Collection entries
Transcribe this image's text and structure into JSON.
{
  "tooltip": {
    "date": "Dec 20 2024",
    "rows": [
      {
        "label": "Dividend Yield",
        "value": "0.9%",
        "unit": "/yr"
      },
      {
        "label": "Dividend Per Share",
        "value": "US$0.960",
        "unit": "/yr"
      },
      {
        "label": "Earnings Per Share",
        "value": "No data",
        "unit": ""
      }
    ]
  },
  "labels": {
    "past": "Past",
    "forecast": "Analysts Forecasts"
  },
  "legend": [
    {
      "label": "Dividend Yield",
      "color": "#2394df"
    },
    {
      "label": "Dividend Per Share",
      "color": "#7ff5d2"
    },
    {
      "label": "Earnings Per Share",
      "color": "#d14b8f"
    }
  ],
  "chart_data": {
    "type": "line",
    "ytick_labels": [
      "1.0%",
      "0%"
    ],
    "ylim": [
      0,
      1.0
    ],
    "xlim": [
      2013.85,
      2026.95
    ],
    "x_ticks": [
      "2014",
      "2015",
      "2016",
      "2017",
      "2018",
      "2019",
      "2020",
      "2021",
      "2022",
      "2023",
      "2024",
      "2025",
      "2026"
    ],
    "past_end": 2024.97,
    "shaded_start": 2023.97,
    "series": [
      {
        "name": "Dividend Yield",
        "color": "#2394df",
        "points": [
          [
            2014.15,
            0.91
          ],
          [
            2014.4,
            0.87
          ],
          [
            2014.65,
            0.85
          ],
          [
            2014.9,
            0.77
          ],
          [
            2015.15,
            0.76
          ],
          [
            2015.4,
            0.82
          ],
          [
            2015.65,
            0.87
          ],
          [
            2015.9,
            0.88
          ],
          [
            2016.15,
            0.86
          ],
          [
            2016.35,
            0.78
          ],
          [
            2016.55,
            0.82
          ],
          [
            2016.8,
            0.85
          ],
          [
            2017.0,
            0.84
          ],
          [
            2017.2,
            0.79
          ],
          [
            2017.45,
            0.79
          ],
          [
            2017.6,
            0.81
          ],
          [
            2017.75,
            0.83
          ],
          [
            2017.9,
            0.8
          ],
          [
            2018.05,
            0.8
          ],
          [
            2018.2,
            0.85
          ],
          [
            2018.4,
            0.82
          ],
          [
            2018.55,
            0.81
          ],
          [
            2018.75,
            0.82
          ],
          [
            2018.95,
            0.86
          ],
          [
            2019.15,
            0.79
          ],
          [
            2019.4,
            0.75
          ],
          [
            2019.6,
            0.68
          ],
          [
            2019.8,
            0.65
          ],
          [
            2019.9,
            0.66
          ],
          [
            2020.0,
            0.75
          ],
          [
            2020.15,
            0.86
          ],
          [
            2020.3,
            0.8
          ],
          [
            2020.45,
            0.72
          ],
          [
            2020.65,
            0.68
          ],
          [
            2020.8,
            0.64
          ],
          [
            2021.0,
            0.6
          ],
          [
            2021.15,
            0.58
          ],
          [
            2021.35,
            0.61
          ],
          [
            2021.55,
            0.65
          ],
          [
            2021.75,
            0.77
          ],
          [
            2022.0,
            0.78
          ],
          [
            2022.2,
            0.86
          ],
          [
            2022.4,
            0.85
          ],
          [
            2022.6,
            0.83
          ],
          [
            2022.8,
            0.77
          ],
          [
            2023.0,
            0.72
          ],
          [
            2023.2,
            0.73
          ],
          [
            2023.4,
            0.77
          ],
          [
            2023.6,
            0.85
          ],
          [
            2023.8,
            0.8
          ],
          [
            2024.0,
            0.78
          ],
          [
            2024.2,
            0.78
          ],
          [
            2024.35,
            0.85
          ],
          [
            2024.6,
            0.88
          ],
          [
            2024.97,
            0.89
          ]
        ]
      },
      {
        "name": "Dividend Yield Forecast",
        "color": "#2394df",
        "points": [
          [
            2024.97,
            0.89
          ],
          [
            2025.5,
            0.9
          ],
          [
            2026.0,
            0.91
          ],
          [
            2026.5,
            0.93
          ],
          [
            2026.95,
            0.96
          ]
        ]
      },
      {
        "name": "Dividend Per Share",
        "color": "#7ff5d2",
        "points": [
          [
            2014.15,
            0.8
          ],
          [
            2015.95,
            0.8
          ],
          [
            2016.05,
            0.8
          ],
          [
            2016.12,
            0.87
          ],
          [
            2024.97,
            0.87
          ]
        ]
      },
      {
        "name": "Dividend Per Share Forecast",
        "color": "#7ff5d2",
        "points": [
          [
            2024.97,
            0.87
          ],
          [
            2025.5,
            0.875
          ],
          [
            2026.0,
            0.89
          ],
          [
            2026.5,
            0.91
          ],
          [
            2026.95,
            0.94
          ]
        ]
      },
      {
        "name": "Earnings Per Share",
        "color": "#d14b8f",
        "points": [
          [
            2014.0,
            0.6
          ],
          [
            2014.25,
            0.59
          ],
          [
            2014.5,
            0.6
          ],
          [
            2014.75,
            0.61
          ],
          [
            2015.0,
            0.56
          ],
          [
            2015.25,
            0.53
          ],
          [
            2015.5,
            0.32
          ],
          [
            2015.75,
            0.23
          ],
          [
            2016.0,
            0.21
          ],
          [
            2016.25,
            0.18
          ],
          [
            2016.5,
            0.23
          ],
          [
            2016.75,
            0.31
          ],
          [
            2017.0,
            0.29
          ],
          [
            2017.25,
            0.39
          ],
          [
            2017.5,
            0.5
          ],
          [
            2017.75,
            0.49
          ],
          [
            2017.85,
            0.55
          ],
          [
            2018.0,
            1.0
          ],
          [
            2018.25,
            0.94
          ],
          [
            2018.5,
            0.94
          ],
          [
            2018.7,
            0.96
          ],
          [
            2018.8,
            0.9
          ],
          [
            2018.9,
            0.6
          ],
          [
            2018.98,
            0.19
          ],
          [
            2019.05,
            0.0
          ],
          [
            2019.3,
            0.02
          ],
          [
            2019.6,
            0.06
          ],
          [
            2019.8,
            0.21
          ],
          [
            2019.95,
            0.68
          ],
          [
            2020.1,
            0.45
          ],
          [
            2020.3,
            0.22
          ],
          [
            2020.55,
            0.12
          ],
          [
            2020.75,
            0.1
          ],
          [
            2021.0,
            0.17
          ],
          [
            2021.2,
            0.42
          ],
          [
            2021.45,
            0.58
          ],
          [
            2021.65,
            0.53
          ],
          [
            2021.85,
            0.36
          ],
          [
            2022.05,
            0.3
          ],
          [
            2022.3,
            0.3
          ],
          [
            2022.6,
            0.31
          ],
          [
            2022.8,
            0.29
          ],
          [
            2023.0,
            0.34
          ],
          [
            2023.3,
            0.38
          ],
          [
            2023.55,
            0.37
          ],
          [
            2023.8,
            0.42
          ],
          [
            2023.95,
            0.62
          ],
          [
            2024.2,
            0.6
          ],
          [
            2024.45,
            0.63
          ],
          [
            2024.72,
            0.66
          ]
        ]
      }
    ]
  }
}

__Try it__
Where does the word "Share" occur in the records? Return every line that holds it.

__Result__
        "label": "Dividend Per Share",
        "label": "Earnings Per Share",
      "label": "Dividend Per Share",
      "label": "Earnings Per Share",
        "name": "Dividend Per Share",
        "name": "Dividend Per Share Forecast",
        "name": "Earnings Per Share",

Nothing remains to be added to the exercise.